What is expected: I would like every record printed again, exactly as shown.

Data:
+ + +

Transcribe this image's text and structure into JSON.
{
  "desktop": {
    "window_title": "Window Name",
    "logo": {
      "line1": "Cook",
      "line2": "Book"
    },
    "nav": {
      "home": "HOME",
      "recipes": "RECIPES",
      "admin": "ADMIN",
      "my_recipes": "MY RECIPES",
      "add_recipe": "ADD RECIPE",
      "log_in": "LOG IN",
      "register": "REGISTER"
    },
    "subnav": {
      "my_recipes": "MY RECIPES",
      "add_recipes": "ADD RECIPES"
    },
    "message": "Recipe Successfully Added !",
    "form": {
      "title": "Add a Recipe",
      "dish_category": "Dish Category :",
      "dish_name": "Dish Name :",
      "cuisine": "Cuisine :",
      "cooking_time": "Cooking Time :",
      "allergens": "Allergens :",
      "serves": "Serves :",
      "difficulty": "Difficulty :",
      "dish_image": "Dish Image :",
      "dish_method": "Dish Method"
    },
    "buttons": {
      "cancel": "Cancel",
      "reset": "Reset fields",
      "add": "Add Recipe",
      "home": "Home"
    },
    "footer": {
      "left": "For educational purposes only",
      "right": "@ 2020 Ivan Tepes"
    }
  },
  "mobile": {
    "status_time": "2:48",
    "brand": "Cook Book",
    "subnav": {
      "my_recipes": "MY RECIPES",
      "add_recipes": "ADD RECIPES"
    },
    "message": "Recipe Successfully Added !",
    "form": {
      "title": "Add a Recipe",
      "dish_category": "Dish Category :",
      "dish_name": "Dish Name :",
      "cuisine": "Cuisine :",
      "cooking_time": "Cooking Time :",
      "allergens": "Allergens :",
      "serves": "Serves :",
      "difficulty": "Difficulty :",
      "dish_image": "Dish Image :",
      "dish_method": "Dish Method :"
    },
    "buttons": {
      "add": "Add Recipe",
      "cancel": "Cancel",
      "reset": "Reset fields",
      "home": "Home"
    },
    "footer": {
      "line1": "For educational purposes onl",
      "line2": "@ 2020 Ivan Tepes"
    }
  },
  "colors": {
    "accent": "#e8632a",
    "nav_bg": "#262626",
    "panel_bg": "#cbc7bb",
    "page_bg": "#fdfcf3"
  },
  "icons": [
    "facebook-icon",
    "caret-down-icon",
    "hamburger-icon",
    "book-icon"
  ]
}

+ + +

Completed task:
Transcribe this image's text and structure into JSON.
{
  "desktop": {
    "window_title": "Window Name",
    "logo": {
      "line1": "Cook",
      "line2": "Book"
    },
    "nav": {
      "home": "HOME",
      "recipes": "RECIPES",
      "admin": "ADMIN",
      "my_recipes": "MY RECIPES",
      "add_recipe": "ADD RECIPE",
      "log_in": "LOG IN",
      "register": "REGISTER"
    },
    "subnav": {
      "my_recipes": "MY RECIPES",
      "add_recipes": "ADD RECIPES"
    },
    "message": "Recipe Successfully Added !",
    "form": {
      "title": "Add a Recipe",
      "dish_category": "Dish Category :",
      "dish_name": "Dish Name :",
      "cuisine": "Cuisine :",
      "cooking_time": "Cooking Time :",
      "allergens": "Allergens :",
      "serves": "Serves :",
      "difficulty": "Difficulty :",
      "dish_image": "Dish Image :",
      "dish_method": "Dish Method"
    },
    "buttons": {
      "cancel": "Cancel",
      "reset": "Reset fields",
      "add": "Add Recipe",
      "home": "Home"
    },
    "footer": {
      "left": "For educational purposes only",
      "right": "@ 2020 Ivan Tepes"
    }
  },
  "mobile": {
    "status_time": "2:48",
    "brand": "Cook Book",
    "subnav": {
      "my_recipes": "MY RECIPES",
      "add_recipes": "ADD RECIPES"
    },
    "message": "Recipe Successfully Added !",
    "form": {
      "title": "Add a Recipe",
      "dish_category": "Dish Category :",
      "dish_name": "Dish Name :",
      "cuisine": "Cuisine :",
      "cooking_time": "Cooking Time :",
      "allergens": "Allergens :",
      "serves": "Serves :",
      "difficulty": "Difficulty :",
      "dish_image": "Dish Image :",
      "dish_method": "Dish Method :"
    },
    "buttons": {
      "add": "Add Recipe",
      "cancel": "Cancel",
      "reset": "Reset fields",
      "home": "Home"
    },
    "footer": {
      "line1": "For educational purposes onl",
      "line2": "@ 2020 Ivan Tepes"
    }
  },
  "colors": {
    "accent": "#e8632a",
    "nav_bg": "#262626",
    "panel_bg": "#cbc7bb",
    "page_bg": "#fdfcf3"
  },
  "icons": [
    "facebook-icon",
    "caret-down-icon",
    "hamburger-icon",
    "book-icon"
  ]
}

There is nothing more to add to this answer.